Dog neutering can be a great option for the pet owners who are not completely sure about the idea of altering their dogs. What exactly does it entail? How long does it take? It does depend upon the method you choose and what gender they are but the recovery time for dog neutering generally is around 2 months. There are other factors to this procedure you must be aware of and you should know the pros and cons of dog neutering.
There are various reasons why dog neutering recovery might occur. The reason for the surgery could be based on health concerns of both the owner and the dog. Sometimes the dog is just too much of a danger to be let alone with another dog, and there are other times when the owner is simply not sure if they even want to keep the dog.
The most common reason that dogs undergo dog neutering recovery is because their bladders are not able to hold anymore urine. You might hear this described as wetting the bed. The dog has basically urinated all over itself and this is very embarrassing for the owner. This is actually one of the most common problems in dogs and can easily be fixed by using some medication to reduce the swelling. The medication will help reduce the incision sites so that your dog doesn’t have to go through this process anymore. In most cases the incision will be reduced or healed in two to four days.

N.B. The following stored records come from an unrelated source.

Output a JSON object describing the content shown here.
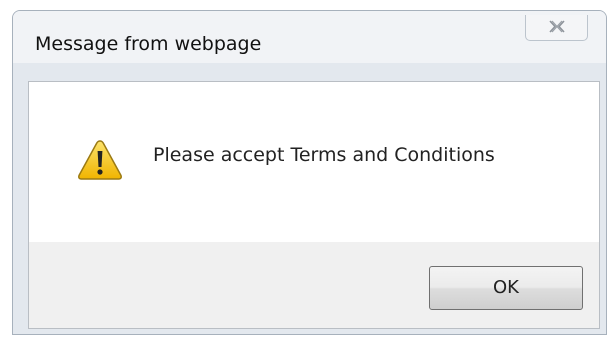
{
  "dialog": {
    "title": "Message from webpage",
    "close_icon": "close-x-icon",
    "message_icon": "warning-icon",
    "message": "Please accept Terms and Conditions",
    "ok_label": "OK"
  },
  "colors": {
    "warning_fill": "#f3c316",
    "warning_stroke": "#9b7a14",
    "exclamation": "#222222",
    "frame": "#e3e8ee",
    "footer": "#f0f0f0"
  }
}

Another reason dog neutering recovery occurs is due to nervousness about the operation. It’s hard to trust someone who isn’t familiar with the situation, and in many cases the dog is nervous enough to want to hide until after the surgery. Once the surgery is completed and the incision healed, you will find your pooch calm down and enjoying being around you again. The first few days after the surgery is when the calm down phase begins as your dog is still recovering from the operation and needs time to get used to your presence. If you start noticing your pet showing signs of nervousness then chances are he is still in the process of healing and is just trying to adjust to his new life.
It is important to note that this process is not just finished once the surgery has been performed. Depending on how fast you allow your pup to heal will determine how long the process will take, although it will generally take six weeks from the day of the surgery to full recovery. During the first week, the dog will need light exercise so that his incision sites won’t swell. During this time period it is important not to stretch the incision sites as they will be more susceptible to infection during this period.
As soon as you start noticing your dog showing signs of improvement then you can begin to increase the amount of walking your dog gets as well as adding a light exercise regimen. This helps to speed up the post-operation recovery period. You can expect your dog to be in pain for about seven to ten days after the operation but depending on how quickly you allow your dog to heal and the type of surgery he had will vary on how much pain he experiences. If the surgery was done by a veterinarian then the recovery period will be faster than if it was performed at home.
Many people also opt to have their dogs neutered even though they have been in their partner’s or family’s homes all their lives. The most common reason for this is because they want to start to show better behavior or feel more comfortable with the changes. The health benefits of dog neutering for both male and female dogs are undeniable. It does help to lessen aggressive tendencies, improves skin integrity, reduces hair loss, reduces odor, develops dentition and decreases shedding.
When it comes time to remove the stitches, it may be tempting to rough it out on your own, but it is not recommended. Do not try and remove the stitches yourself as this can result in additional scarring. Be sure to let the stitches heal for at least 14 days before attempting any kind of strenuous activity. If you plan to take your dog to the groomer or dog park, during the healing period make sure you arrange for someone to drop off your dog at the groomer’s while you tend to your own animals.